Back in Europe, Bernard of Clairvaux was humiliated by the defeat. Bernard considered it his duty to send an apology to the Pope and it is inserted in the second part of his Book of Consideration. There he explains how the sins of the crusaders were the cause of their misfortune and failures. When his attempt to call a new crusade failed, he tried to disassociate himself from the fiasco of the Second Crusade altogether. He would die in 1153.
The Wendish Crusade achieved mixed results. While the Saxons affirmed their possession of Wagria and Polabia, pagans retained control of the Obodrite land east of Lübeck. The Saxons also received tribute from Chief Niklot, enabled the colonization of the Bishopric of Havelberg, and freed some Danish prisoners. However, the disparate Christian leaders regarded their counterparts with suspicion and accused each other of sabotaging the campaign. In Iberia, the campaigns in Spain, along with the siege of Lisbon, were some of the few Christian victories of the Second Crusade. They are seen as pivotal battles of the wider Reconquista, which would be completed in 1492.

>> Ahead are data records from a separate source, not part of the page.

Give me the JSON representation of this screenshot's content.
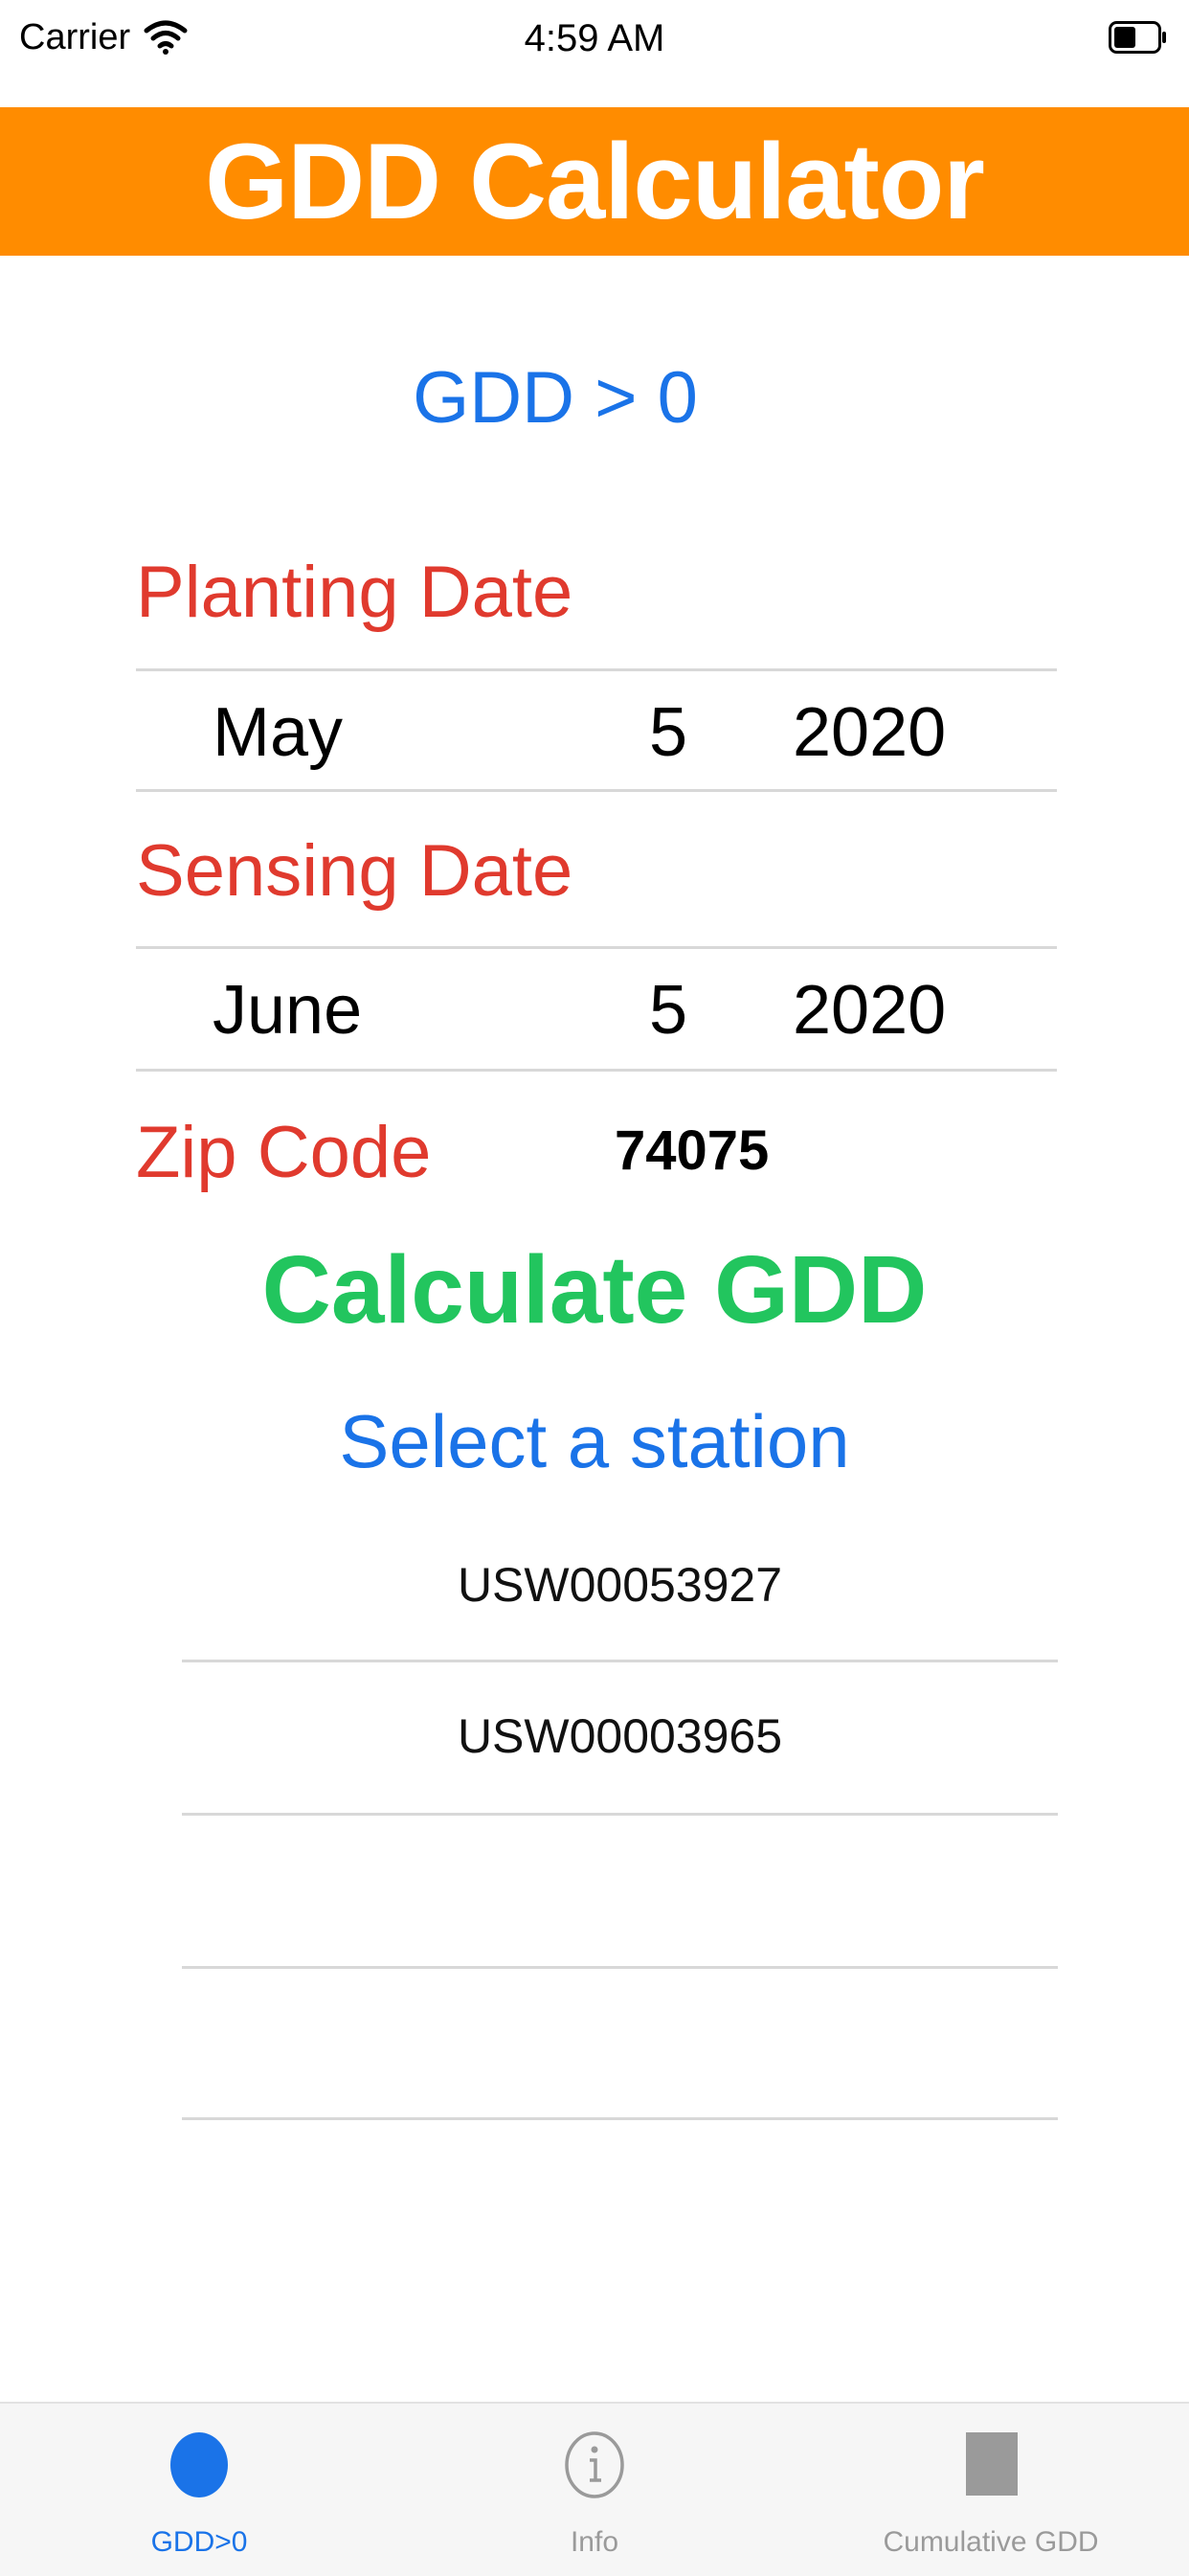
{
  "status_bar": {
    "carrier": "Carrier",
    "time": "4:59 AM"
  },
  "header": {
    "title": "GDD Calculator"
  },
  "mode_label": "GDD > 0",
  "planting_date": {
    "label": "Planting Date",
    "month": "May",
    "day": "5",
    "year": "2020"
  },
  "sensing_date": {
    "label": "Sensing Date",
    "month": "June",
    "day": "5",
    "year": "2020"
  },
  "zip": {
    "label": "Zip Code",
    "value": "74075"
  },
  "calculate_button": "Calculate GDD",
  "select_station_label": "Select a station",
  "stations": [
    "USW00053927",
    "USW00003965"
  ],
  "tabs": [
    {
      "label": "GDD>0",
      "icon": "circle-icon",
      "active": true
    },
    {
      "label": "Info",
      "icon": "info-icon",
      "active": false
    },
    {
      "label": "Cumulative GDD",
      "icon": "square-icon",
      "active": false
    }
  ],
  "colors": {
    "header_bg": "#ff8c00",
    "blue": "#1a73e8",
    "red": "#e03a2e",
    "green": "#22c55e",
    "tab_active": "#1a73e8",
    "tab_inactive": "#9a9a9a"
  }
}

In the East the situation was much darker for the Christians. In the Holy Land, the Second Crusade had disastrous long-term consequences for Jerusalem. Damascus no longer trusted the crusader kingdom, and the city was handed over to Nur ad-Din in 1154. Baldwin III finally seized Ascalon in 1153, which brought Egypt into the sphere of conflict. Jerusalem was able to make further advances into Egypt, briefly occupying Cairo in the 1160s. However, relations with the Byzantine Empire were mixed, and reinforcements from Europe were sparse after the disaster of the Second Crusade. King Amalric I of Jerusalem allied with the Byzantines and participated in a combined invasion of Egypt in 1169, but the expedition ultimately failed. In 1171, Saladin, nephew of one of Nur ad-Din's generals, was proclaimed Sultan of Egypt, uniting Egypt and Syria and completely surrounding the crusader kingdom. Meanwhile the Byzantine alliance ended with the death of emperor Manuel I in 1180, and in 1187, Jerusalem capitulated to Saladin. His forces then spread north to capture all but the capital cities of the Crusader States, precipitating the Third Crusade.